New and Popular this week
In this lesson, I had students sort pattern blocks. I like using the pattern blocks for this lesson since they are different shapes and colors. The students can look for pieces that are exactly the same to sort into groups. The students do like to build and create designs with the pattern blocks. During this lesson I did need to talk to several students about making sure that they were sorting and not just playing. I put some pattern blocks into a tub and added it to our morning center area. Our morning centers are developmental centers and consist of a variety of items that allow students to practice fine motor and social skills. Seeing me put the pattern blocks in that area reassured the students that they would be able to "play" with the blocks later if they sorted them now.
A little something to keep in mind...
At the start of this unit, I am asking the students to put themselves out there a little bit. When I first ran this lesson, I was shocked at how many of them were unable to correctly position the sticky notes.
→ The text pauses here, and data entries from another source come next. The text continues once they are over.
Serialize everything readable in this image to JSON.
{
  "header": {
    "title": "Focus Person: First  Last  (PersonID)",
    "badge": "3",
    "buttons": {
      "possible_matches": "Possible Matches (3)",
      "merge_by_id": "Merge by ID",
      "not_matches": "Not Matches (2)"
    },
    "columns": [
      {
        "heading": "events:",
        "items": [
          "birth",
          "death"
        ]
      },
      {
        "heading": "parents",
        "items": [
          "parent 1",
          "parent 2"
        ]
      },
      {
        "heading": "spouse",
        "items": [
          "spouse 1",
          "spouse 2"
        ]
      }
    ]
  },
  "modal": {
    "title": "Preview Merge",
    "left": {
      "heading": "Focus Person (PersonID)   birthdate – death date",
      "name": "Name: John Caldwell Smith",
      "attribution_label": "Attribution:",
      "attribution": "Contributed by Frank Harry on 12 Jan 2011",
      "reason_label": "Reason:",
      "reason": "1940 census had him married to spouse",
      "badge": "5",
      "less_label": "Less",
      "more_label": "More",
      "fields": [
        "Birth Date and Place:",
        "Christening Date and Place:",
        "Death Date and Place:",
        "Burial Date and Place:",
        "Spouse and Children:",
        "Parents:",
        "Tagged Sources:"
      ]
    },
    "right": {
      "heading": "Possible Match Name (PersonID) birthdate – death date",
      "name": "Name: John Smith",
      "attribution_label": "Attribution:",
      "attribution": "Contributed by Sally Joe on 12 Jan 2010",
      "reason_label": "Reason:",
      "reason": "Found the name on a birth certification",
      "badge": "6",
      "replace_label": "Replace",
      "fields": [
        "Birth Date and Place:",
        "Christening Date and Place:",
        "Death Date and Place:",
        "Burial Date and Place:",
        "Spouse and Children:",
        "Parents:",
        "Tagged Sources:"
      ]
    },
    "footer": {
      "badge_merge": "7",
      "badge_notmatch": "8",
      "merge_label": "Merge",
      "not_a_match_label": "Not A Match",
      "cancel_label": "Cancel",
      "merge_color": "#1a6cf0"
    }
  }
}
Although a few members of the class could picture exactly what the graph should look like, at least 4-5 of the sticky notes were incorrectly positioned. In my first class, the kids began snickering at how far off one or two of the sticky notes were. This could have easily turned ugly if I had not redirected this energy and emphasized to the students that "I LOVE wrong answers." The incorrectly positioned sticky notes served as nice outliers of the function and really supplemented our discussion on the continuous nature of the exponential function. Emphasizing to the students that wrong answers have great value was a key to the roll out of this unit. If nothing else, it showed the students that exponential growth is truly difficult to wrap our mind around, especially when we are "linear" experts!